But make it too cheap and available and you risk ruining much of the quality that made the place desirable and end up with sites of “tourist experience” rather the genuine article that drew people there in the first place. The crowds at many tourist destinations now ruin the experience unless you go out of season or out of the usual hours.

JR Stoker
JR Stoker
4 months ago

Interesting article pondering a very real conflict – we do indeed destroy the things we love.
Sorry to carp incidentally, but I think your uncle is a deer stalker; a deerstalker is a hat.

Garrett R
Garrett R
4 months ago

Excellent post. It’s a global problem and one without satisfactory solutions. I always grow annoyed with urban environmentalists who lambast ranchers for slaughtering wolves, who often lay waste to their cattle. I also completely understand the importance wolves play in the ecosystem and the carnage Wisconsin unleashed on its wolf population in a span of a week a year or so ago.

Tourism is a frustrating endeavor. Western North Carolina 20 years ago was still very much a hidden jewel that has now morphed into overbuilt and overrun tourist traps. There are still many good places in that area but summer is hell.

Beth Windle
Beth Windle
4 months ago

I live in the Lake District and we’re having similar problems. Businesses are starting to close because they cannot find staff to work for them. (There aren’t affordable places to live and public transport is costly.)

The problem with tourism as a whole is complex. I think there’s little to no balance. Whilst the Lake District thrums with activity, packed car parks and high streets. A little over the National Park border is a different story. (Despite being just as beautiful)

The issue is giving places ‘special’ significance.
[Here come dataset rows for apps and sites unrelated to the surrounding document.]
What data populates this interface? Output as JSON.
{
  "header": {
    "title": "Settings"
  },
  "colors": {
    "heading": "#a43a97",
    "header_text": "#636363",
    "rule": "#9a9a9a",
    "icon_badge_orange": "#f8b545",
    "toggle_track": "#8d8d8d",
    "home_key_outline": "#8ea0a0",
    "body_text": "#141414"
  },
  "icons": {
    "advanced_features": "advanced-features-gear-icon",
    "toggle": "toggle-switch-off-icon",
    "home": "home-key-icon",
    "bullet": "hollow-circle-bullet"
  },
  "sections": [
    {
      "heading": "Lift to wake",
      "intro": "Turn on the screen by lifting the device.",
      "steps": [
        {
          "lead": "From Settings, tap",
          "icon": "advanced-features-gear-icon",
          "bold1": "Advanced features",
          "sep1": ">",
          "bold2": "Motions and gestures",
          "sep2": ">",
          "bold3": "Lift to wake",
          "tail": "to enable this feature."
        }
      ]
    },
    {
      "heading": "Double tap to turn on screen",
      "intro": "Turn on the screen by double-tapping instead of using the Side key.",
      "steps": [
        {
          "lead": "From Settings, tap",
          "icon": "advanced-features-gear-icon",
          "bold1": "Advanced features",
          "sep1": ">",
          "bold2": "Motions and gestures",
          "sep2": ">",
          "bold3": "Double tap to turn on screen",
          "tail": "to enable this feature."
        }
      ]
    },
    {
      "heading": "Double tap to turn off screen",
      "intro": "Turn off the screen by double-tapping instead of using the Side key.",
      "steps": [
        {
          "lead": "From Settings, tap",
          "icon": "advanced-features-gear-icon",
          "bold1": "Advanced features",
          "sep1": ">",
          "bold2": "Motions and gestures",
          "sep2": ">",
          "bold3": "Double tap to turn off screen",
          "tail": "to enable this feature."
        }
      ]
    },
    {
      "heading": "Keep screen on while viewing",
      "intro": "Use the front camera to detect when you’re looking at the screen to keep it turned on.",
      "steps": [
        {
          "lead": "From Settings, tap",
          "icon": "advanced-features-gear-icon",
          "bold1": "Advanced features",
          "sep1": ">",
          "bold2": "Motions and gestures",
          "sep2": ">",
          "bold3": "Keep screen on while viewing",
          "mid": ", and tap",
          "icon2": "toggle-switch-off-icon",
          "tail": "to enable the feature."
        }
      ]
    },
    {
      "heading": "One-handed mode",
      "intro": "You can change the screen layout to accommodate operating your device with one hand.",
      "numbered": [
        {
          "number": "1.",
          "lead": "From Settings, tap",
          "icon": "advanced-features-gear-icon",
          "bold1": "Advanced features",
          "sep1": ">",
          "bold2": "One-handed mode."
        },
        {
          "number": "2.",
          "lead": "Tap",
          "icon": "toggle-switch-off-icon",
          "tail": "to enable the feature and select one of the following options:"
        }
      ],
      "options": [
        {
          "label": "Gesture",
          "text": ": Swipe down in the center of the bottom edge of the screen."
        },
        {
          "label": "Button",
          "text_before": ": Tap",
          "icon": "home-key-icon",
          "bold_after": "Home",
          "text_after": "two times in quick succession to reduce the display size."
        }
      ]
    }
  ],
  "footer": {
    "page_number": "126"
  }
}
It doesn’t allow balance. It gives tourists a false incentive that one place is ‘better’ than another. I personally believe that we can do something about this.

Dan Steele
Dan Steele
4 months ago

Apparently, Patrick sees no irony in his driving thru this nearly pristine wilderness in a pollution spewing vehicle … (sarc off)

TERRY JESSOP
TERRY JESSOP
3 months ago
Reply to  Dan Steele

And does anyone else think it strange that he is happy to shoot an inoffensive goose, and then make a sarky comment about the influx of holidaymakers settling in to enjoy croissants and the picture-postcard view?

Ruairidh Mackinnon
Ruairidh Mackinnon
4 months ago

Interesting post. 2 points I would make though are crofting and farming are different things. Crofters are not farmers and vice versa. Secondly Skye is not part of the Western Isles. Lewis, Harris, Scalpay Berneray, N and S Uist, Benbecula and Barra plus a host of smaller, uninhabited islands make up the Western Isles. Skye is part of the Inner Hebrides, a different group. If you want to hear corncrakes, they are still to be found on the Western coast of Lewis, Harris and N and S Uist. I have heard their particularly annoying call many times this summer.